Daniel and Michael were ten at the weekend. We’ve come a long way.
Posts describing them fully at this great age will follow but first I have to tell you about the weekend which nearly sent me to an early grave. My sister came up which was lovely and filled the children’s hearts with joy and left them swimming in presents. So far so good.
At 10 on Saturday, I dropped herself to a friend’s house as she was too sophisticated to party with her brothers. Then I dropped around to another house and picked up one of the boys’ guests. Then we all went to the boys’ party (lots of quasar, which they enjoyed very much). As I said bitterly to my sister, “I have been so rushed this morning, I haven’t even had breakfast; I’ll have to have breakfast in the Starbuck’s in the shopping centre.” “I think that’s called a first world problem,” said she. Which was true but still didn’t mean that I could eat the unutterably vile pain au chocolat which was available in Starbuck’s.
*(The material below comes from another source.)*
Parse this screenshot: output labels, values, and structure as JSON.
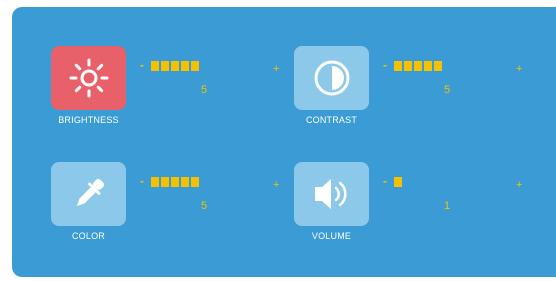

Then the father of one of the guests rang and said he was going to be late as he had been clamped. So we waited around for a bit until he was declamped. It was nearly 2 by the time we were heading back. I had to drop one of the guests home but his mother rang to say she was going out and could I drop him to his father’s workshop. I could. He knows the way, I was told. He did not know the way. However, after some floundering he was safely delivered. Then I went to pick up herself. I was home by 2.30 to eat my much deferred lunch. Then I went into town with the birthday boys and their aunt so that she could indulge their passion for small bits of plastic that require assembly. Meanwhile Mr. Waffle dropped herself to tennis, then picked her up and dropped her into town with her aunt while collecting the boys and me. I later drove into town to collect herself and her aunt.
In the background, I was arranging a long deferred piano removal. A man was going to Limerick to rescue my grandmother’s piano from my aunt and uncle’s house. He was going to be there between 3 and 4. He was not there between 3 and 4. My elderly (though spry) aunt had assembled relations to help move the piano. They waited. With the inevitability which one associates with these things, they were not there when the man arrived at 5.15. Did you know that a piano weighs about 200kgs? All was well eventually. There were many phone calls.
The piano turned up in Dublin at 9.30. I thought the van driver (two degrees in forensic science, van driving is more profitable, draw your own conclusions) and Mr. Waffle would be able to move it, but no. Our lovely neighbour across the road came out to help, he stopped a further neighbour who was innocently walking down the road and we knocked on the door of a further misfortunate neighbour to help as well. The five of them just about got it in.
Sunday was the boys’ actual birthday but we were far too exhausted to do anything other than hand over further presents and pick out “Doe, a dear” on the piano. We had to go to mass, of course. Michael was very bitter, wasn’t it bad enough to have to go to mass on Christmas day, did I have to ruin all of his celebrations? It was an especially long mass too, celebrating the silver jubilee of the ordination of a local priest with extra singing. Though that could hardly be heard over Michael’s pointed and prolonged sighs.
For added excitement, Sunday was my parents’ 48th wedding anniversary.